Some individuals may be non-speaking because of genetic disabilities such as Rett syndrome. Others may be born without speech or become non-speaking later in life due to other disabilities like strokes. There are various combinations of AAC such as using pictures, alphabet or words, gestures, sign language, computers, and electronic talking devices, like Ema’s iPad or Tobii Eye Gaze system.

AAC gives individuals like Ema a way to express their wishes and feelings and also an opportunity to control their lives, which many of us take for GRANTED.

Melanie will be setting up a lab to teach the students what AAC is and how everyone uses different ways to communicate. The students will then have the opportunity to use the iPad, eye gaze system, BiGmacks, Supertalkers and Communication Boards. The early year’s classrooms will learn about a girl named Katie though a story called “How Katie Got a Voice”, a special book written about a little girl who uses AAC to communicate. Each early year’s classroom will keep a copy of the book for their library. (Donated by Eyes on Ema)DSC00747

The REAL test will come for the students as they try to put themselves in a position of needing to use AAC to order an ICE CREAM Sundae from the SILENT SUNDAE BAR. I am happy and proud to say Eyes on Ema will supply the ice cream, cups, spoons and napkins as part of raising awareness for all disABILITIES.

There are many things that excite me about this day. First, we are raising awareness for special needs in a positive way! Many times people only see and hear non-verbal children when they are frustrated and acting out due to not being understood. This will be a FUN day of learning instead!

For one day…the spotlight will be on her ABILITIES and uniqueness. This day isn’t about trying to make Ema be like everyone else but instead everyone else will try to be like her!

Ema is a tough little girl to figure out and understand. By giving other students a chance to try her way of communicating, hopefully it creates some compassion and new understanding not just for Ema, but for others too.

It makes me proud to have Ema be part of such an exceptional group of people. Melanie has gone way beyond what is expected to make sure that the children in our school division who need help, get it. But she doesn’t stop there, she also helps to educate all the other students about communication too. The principal, Ms. Lee and resource teacher, Mrs. Green, have been open and willing to try new things and host events just like this. Mrs. Green arranged and found  time in the busy school day so Melanie could turn the idea into reality. Sometimes with our “normal” children, I feel parents take for granted what we think is “OUR RIGHT”. Having four children older than Ema, I had some very unreasonable ideas and requests. I still do.

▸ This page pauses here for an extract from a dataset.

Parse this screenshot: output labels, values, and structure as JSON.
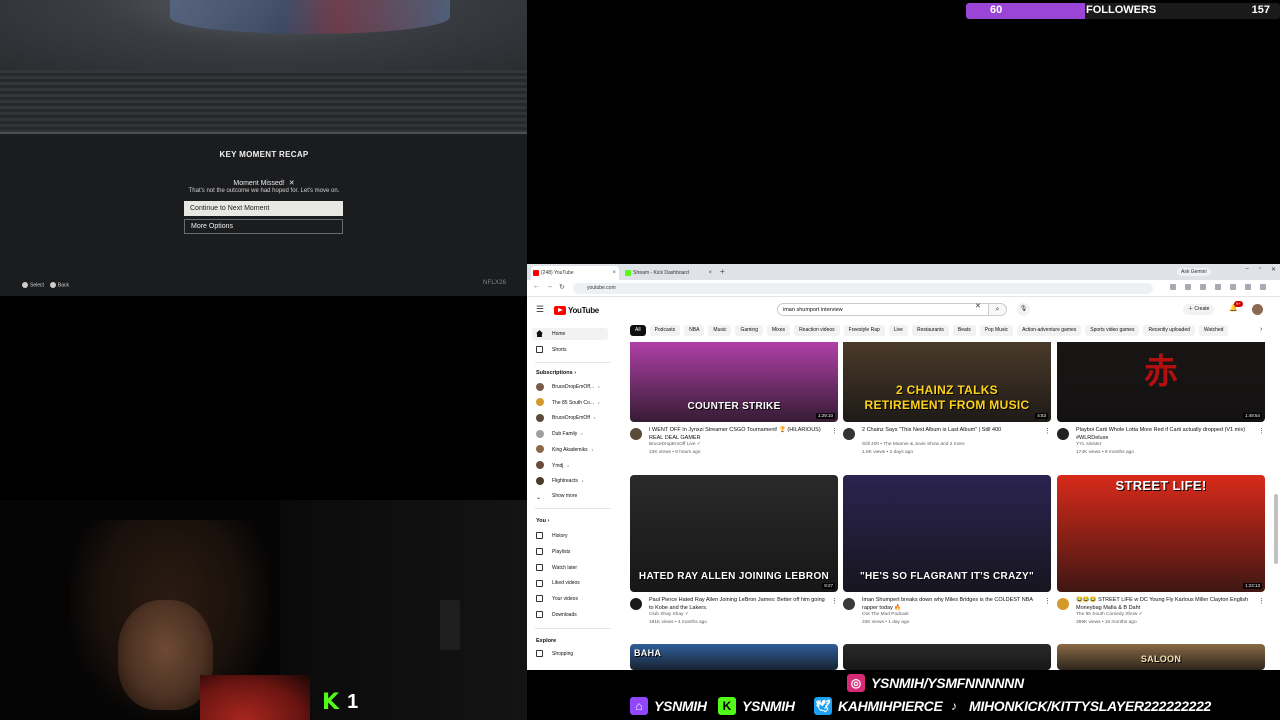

The difference now is that Ema has forced us to slow down and actually look at what we have, not what we DON’T.

Teachers and schools administrators are given ultimatums without families even thinking about anyone else’s children. Sometimes the issues that parents find to be a “HUGE” issue right in the moment, are really not that “BAD” after all. Our community is really blessed to have this group working with our children.

I hope that the first AAC Awareness Day and Silent Sundae Bar in Oak Bluff will be the start of a great yearly event, not only for our school and our division, but for other schools in our province.

AAC


A Note about Melanie. Melanie is also the creator of a charity called “The Frosting” Foundation. The foundation supplies a “Birthday Box” to children who are in hospital for their birthday. The “Birthday Box” is filled with a Birthday banner, two paper pinwheels, paper cups and napkins (solid colours, polka dots, stripes or chevron only) and paper straws (all patterns), a blank card for hospital staff, family and hospital friends to sign, a party hat for the Birthday child, a battery operated candle (they aren’t able to light an actual candle in the hospital), a small Birthday tablecloth, age-appropriate activity or comfort item such as a colouring book, a travel-sized game, a lip gloss or a nail polish . I am also proud to say that Eyes on Ema supplied 1000 straws so that the first 40 +boxes could be created. My older daughter Mackenzie and I had the pleasure of helping pack the first set of boxes. Check her out on Facebook or at http://www.frostingfoundation.ca